Task material Start Marker

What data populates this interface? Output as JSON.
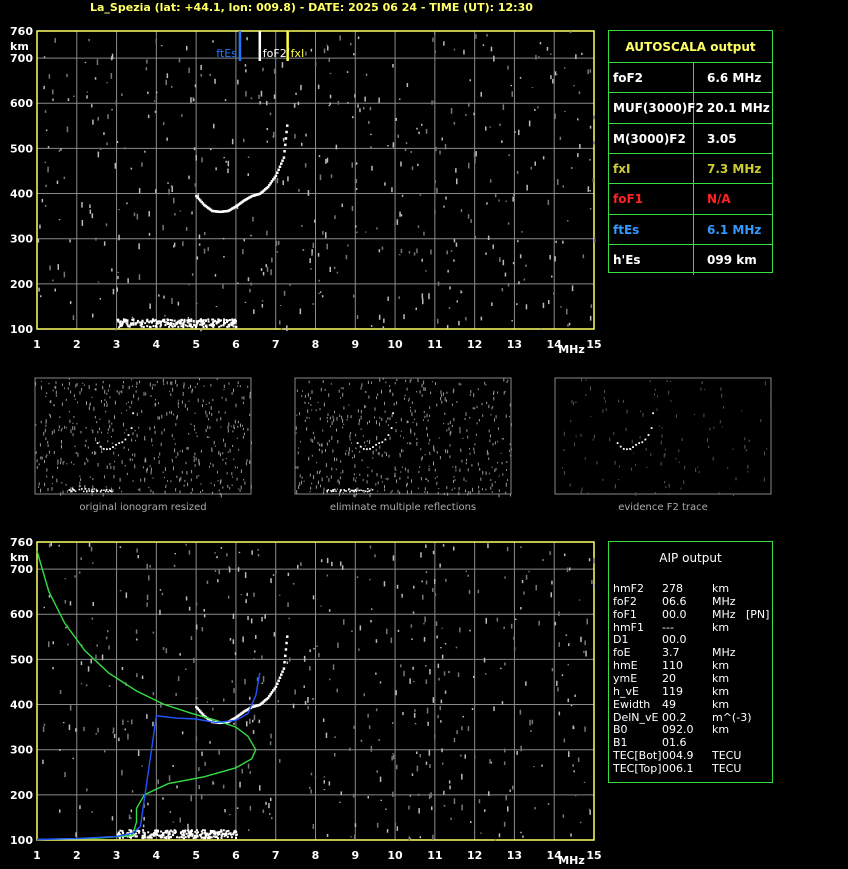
{
  "header": {
    "title": "La_Spezia (lat: +44.1, lon: 009.8) - DATE: 2025 06 24 - TIME (UT): 12:30"
  },
  "colors": {
    "grid": "#8a8a8a",
    "axis": "#ffff66",
    "green": "#33dd44",
    "blue": "#2255ff",
    "red": "#ff2222",
    "foEs_blue": "#3399ff",
    "fxI_yellow": "#cccc33"
  },
  "top_chart": {
    "y_unit": "km",
    "x_unit": "MHz",
    "markers": [
      {
        "label": "ftEs",
        "color": "#2277ff",
        "freq": 6.1
      },
      {
        "label": "foF2",
        "color": "#ffffff",
        "freq": 6.6
      },
      {
        "label": "fxI",
        "color": "#ffff44",
        "freq": 7.3
      }
    ]
  },
  "thumbnails": [
    {
      "caption": "original ionogram resized"
    },
    {
      "caption": "eliminate multiple reflections"
    },
    {
      "caption": "evidence F2 trace"
    }
  ],
  "autoscala": {
    "title": "AUTOSCALA output",
    "rows": [
      {
        "label": "foF2",
        "value": "6.6 MHz",
        "color": "#ffffff"
      },
      {
        "label": "MUF(3000)F2",
        "value": "20.1 MHz",
        "color": "#ffffff"
      },
      {
        "label": "M(3000)F2",
        "value": "3.05",
        "color": "#ffffff"
      },
      {
        "label": "fxI",
        "value": "7.3 MHz",
        "color": "#cccc33"
      },
      {
        "label": "foF1",
        "value": "N/A",
        "color": "#ff2222"
      },
      {
        "label": "ftEs",
        "value": "6.1 MHz",
        "color": "#3399ff"
      },
      {
        "label": "h'Es",
        "value": "099     km",
        "color": "#ffffff"
      }
    ]
  },
  "aip": {
    "title": "AIP output",
    "rows": [
      {
        "name": "hmF2",
        "val": "278",
        "unit": "km",
        "extra": ""
      },
      {
        "name": "foF2",
        "val": "06.6",
        "unit": "MHz",
        "extra": ""
      },
      {
        "name": "foF1",
        "val": "00.0",
        "unit": "MHz",
        "extra": "[PN]"
      },
      {
        "name": "hmF1",
        "val": "---",
        "unit": "km",
        "extra": ""
      },
      {
        "name": "D1",
        "val": "00.0",
        "unit": "",
        "extra": ""
      },
      {
        "name": "foE",
        "val": "3.7",
        "unit": "MHz",
        "extra": ""
      },
      {
        "name": "hmE",
        "val": "110",
        "unit": "km",
        "extra": ""
      },
      {
        "name": "ymE",
        "val": "20",
        "unit": "km",
        "extra": ""
      },
      {
        "name": "h_vE",
        "val": "119",
        "unit": "km",
        "extra": ""
      },
      {
        "name": "Ewidth",
        "val": "49",
        "unit": "km",
        "extra": ""
      },
      {
        "name": "DelN_vE",
        "val": "00.2",
        "unit": "m^(-3)",
        "extra": ""
      },
      {
        "name": "B0",
        "val": "092.0",
        "unit": "km",
        "extra": ""
      },
      {
        "name": "B1",
        "val": "01.6",
        "unit": "",
        "extra": ""
      },
      {
        "name": "TEC[Bot]",
        "val": "004.9",
        "unit": "TECU",
        "extra": ""
      },
      {
        "name": "TEC[Top]",
        "val": "006.1",
        "unit": "TECU",
        "extra": ""
      }
    ]
  },
  "chart_data": [
    {
      "type": "scatter",
      "title": "",
      "xlabel": "MHz",
      "ylabel": "km",
      "xlim": [
        1,
        15
      ],
      "ylim": [
        100,
        760
      ],
      "x_ticks": [
        1,
        2,
        3,
        4,
        5,
        6,
        7,
        8,
        9,
        10,
        11,
        12,
        13,
        14,
        15
      ],
      "y_ticks": [
        100,
        200,
        300,
        400,
        500,
        600,
        700,
        760
      ],
      "series": [
        {
          "values_x": [
            5.0,
            5.2,
            5.4,
            5.6,
            5.8,
            6.0,
            6.2,
            6.4,
            6.6,
            6.8,
            7.0,
            7.2,
            7.3
          ],
          "values_y": [
            395,
            375,
            362,
            360,
            362,
            372,
            385,
            395,
            400,
            415,
            440,
            480,
            565
          ]
        }
      ]
    },
    {
      "type": "line",
      "title": "",
      "xlabel": "MHz",
      "ylabel": "km",
      "xlim": [
        1,
        15
      ],
      "ylim": [
        100,
        760
      ],
      "x_ticks": [
        1,
        2,
        3,
        4,
        5,
        6,
        7,
        8,
        9,
        10,
        11,
        12,
        13,
        14,
        15
      ],
      "y_ticks": [
        100,
        200,
        300,
        400,
        500,
        600,
        700,
        760
      ],
      "series": [
        {
          "values_x": [
            1.0,
            1.3,
            1.7,
            2.2,
            2.8,
            3.5,
            4.2,
            4.9,
            5.5,
            6.0,
            6.3,
            6.5,
            6.4,
            6.0,
            5.2,
            4.3,
            3.7,
            3.5,
            3.5,
            3.4,
            2.5,
            1.5,
            1.0
          ],
          "values_y": [
            740,
            650,
            580,
            520,
            470,
            430,
            400,
            380,
            365,
            350,
            330,
            300,
            280,
            260,
            240,
            225,
            200,
            170,
            140,
            110,
            104,
            102,
            101
          ]
        },
        {
          "values_x": [
            1.0,
            2.0,
            3.0,
            3.4,
            3.6,
            4.0,
            4.5,
            5.0,
            5.5,
            6.0,
            6.3,
            6.5,
            6.6
          ],
          "values_y": [
            101,
            103,
            108,
            115,
            130,
            375,
            370,
            368,
            360,
            365,
            380,
            420,
            470
          ]
        }
      ]
    }
  ]
}
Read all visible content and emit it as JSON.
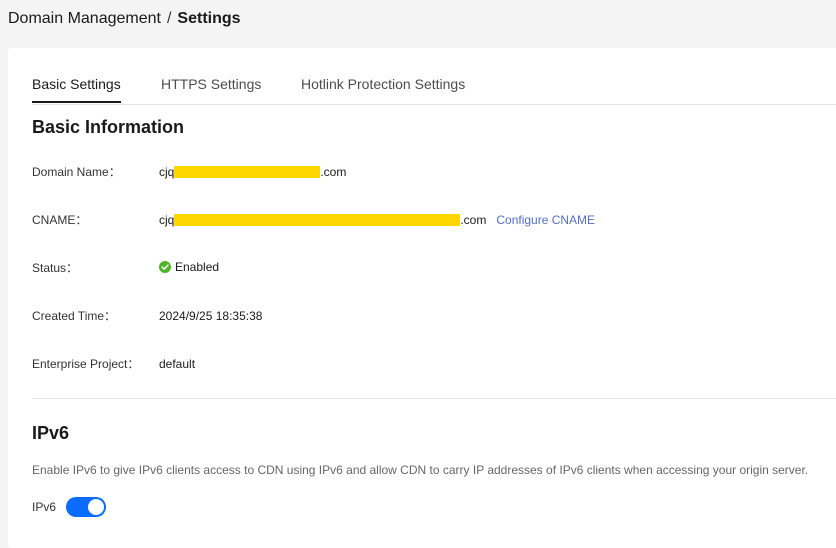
{
  "breadcrumb": {
    "parent": "Domain Management",
    "separator": "/",
    "current": "Settings"
  },
  "tabs": [
    {
      "label": "Basic Settings",
      "active": true
    },
    {
      "label": "HTTPS Settings",
      "active": false
    },
    {
      "label": "Hotlink Protection Settings",
      "active": false
    }
  ],
  "basic_info": {
    "title": "Basic Information",
    "domain_name": {
      "label": "Domain Name：",
      "prefix": "cjq",
      "suffix": ".com"
    },
    "cname": {
      "label": "CNAME：",
      "prefix": "cjq",
      "suffix": ".com",
      "action": "Configure CNAME"
    },
    "status": {
      "label": "Status：",
      "value": "Enabled",
      "icon": "check-circle-icon"
    },
    "created_time": {
      "label": "Created Time：",
      "value": "2024/9/25 18:35:38"
    },
    "enterprise_project": {
      "label": "Enterprise Project：",
      "value": "default"
    }
  },
  "ipv6": {
    "title": "IPv6",
    "description": "Enable IPv6 to give IPv6 clients access to CDN using IPv6 and allow CDN to carry IP addresses of IPv6 clients when accessing your origin server.",
    "toggle_label": "IPv6",
    "enabled": true
  },
  "colors": {
    "accent": "#0a6cff",
    "link": "#526ecc",
    "success": "#50b42a",
    "mask": "#ffd700"
  }
}
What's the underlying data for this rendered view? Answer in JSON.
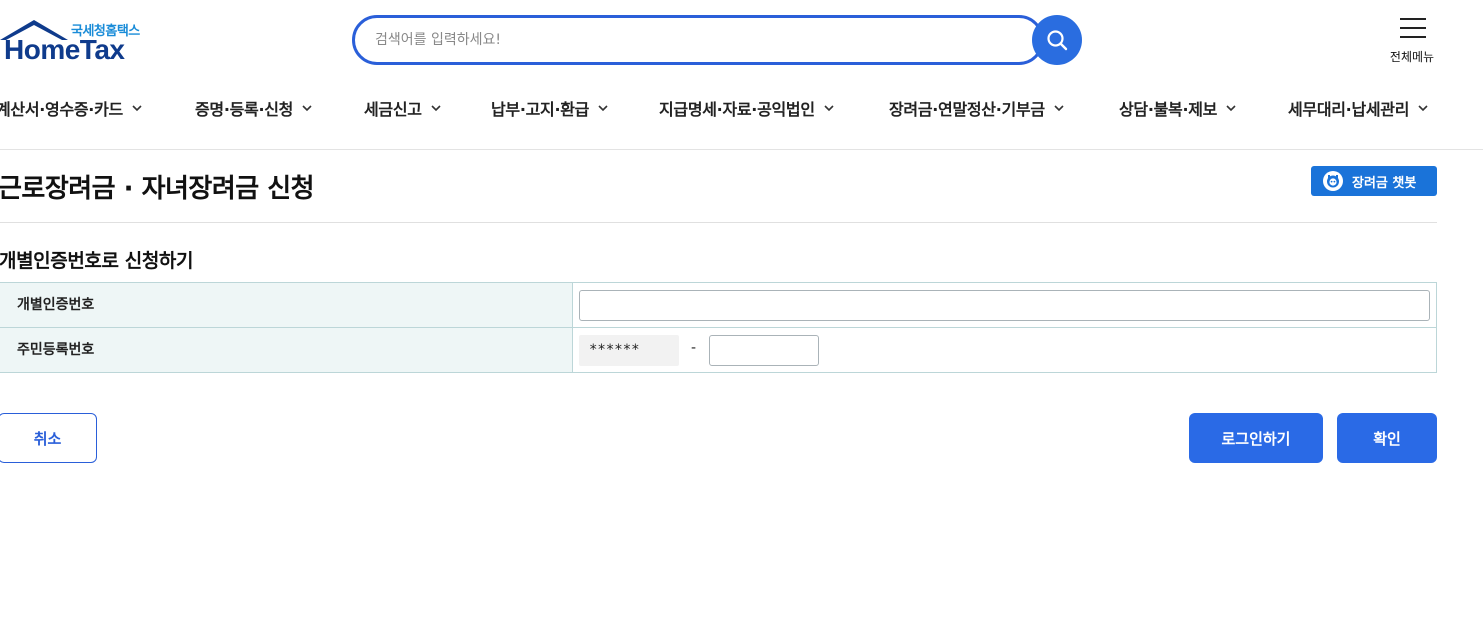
{
  "header": {
    "logo_sub": "국세청홈택스",
    "logo_main": "HomeTax",
    "search_placeholder": "검색어를 입력하세요!",
    "search_value": "",
    "menu_label": "전체메뉴"
  },
  "gnb": [
    {
      "label": "계산서·영수증·카드"
    },
    {
      "label": "증명·등록·신청"
    },
    {
      "label": "세금신고"
    },
    {
      "label": "납부·고지·환급"
    },
    {
      "label": "지급명세·자료·공익법인"
    },
    {
      "label": "장려금·연말정산·기부금"
    },
    {
      "label": "상담·불복·제보"
    },
    {
      "label": "세무대리·납세관리"
    }
  ],
  "page": {
    "title": "근로장려금 · 자녀장려금 신청",
    "chatbot_label": "장려금 챗봇",
    "section_title": "개별인증번호로 신청하기"
  },
  "form": {
    "row1_label": "개별인증번호",
    "row1_value": "",
    "row2_label": "주민등록번호",
    "rrn_front": "******",
    "rrn_dash": "-",
    "rrn_back_value": ""
  },
  "buttons": {
    "cancel": "취소",
    "login": "로그인하기",
    "confirm": "확인"
  },
  "colors": {
    "primary": "#2a6ae6",
    "logo_blue": "#0f3b8c",
    "label_bg": "#eef6f6"
  }
}
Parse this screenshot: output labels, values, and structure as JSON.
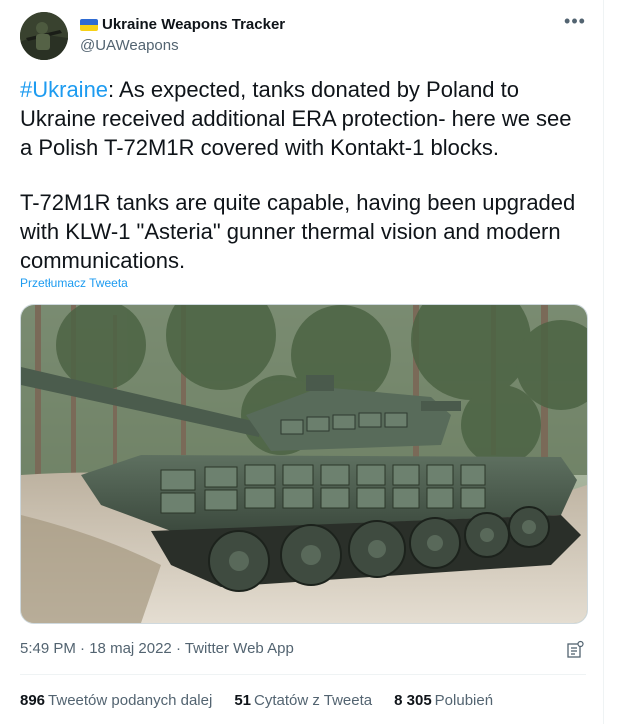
{
  "author": {
    "display_name": "Ukraine Weapons Tracker",
    "handle": "@UAWeapons",
    "flag_colors": [
      "#2f6bd2",
      "#f7d117"
    ]
  },
  "more_icon": "more-horizontal-icon",
  "tweet": {
    "hashtag": "#Ukraine",
    "line1_rest": ": As expected, tanks donated by Poland to Ukraine received additional ERA protection- here we see a Polish T-72M1R covered with Kontakt-1 blocks.",
    "paragraph2": "T-72M1R tanks are quite capable, having been upgraded with KLW-1 \"Asteria\" gunner thermal vision and modern communications.",
    "translate_label": "Przetłumacz Tweeta"
  },
  "meta": {
    "time": "5:49 PM",
    "separator": " · ",
    "date": "18 maj 2022",
    "source": "Twitter Web App"
  },
  "stats": {
    "retweets_count": "896",
    "retweets_label": "Tweetów podanych dalej",
    "quotes_count": "51",
    "quotes_label": "Cytatów z Tweeta",
    "likes_count": "8 305",
    "likes_label": "Polubień"
  },
  "colors": {
    "accent": "#1d9bf0",
    "text": "#0f1419",
    "secondary": "#536471"
  }
}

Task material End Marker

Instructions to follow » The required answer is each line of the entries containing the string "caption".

Your solution »
      "caption": "original ionogram resized"
      "caption": "eliminate multiple reflections"
      "caption": "evidence F2 trace"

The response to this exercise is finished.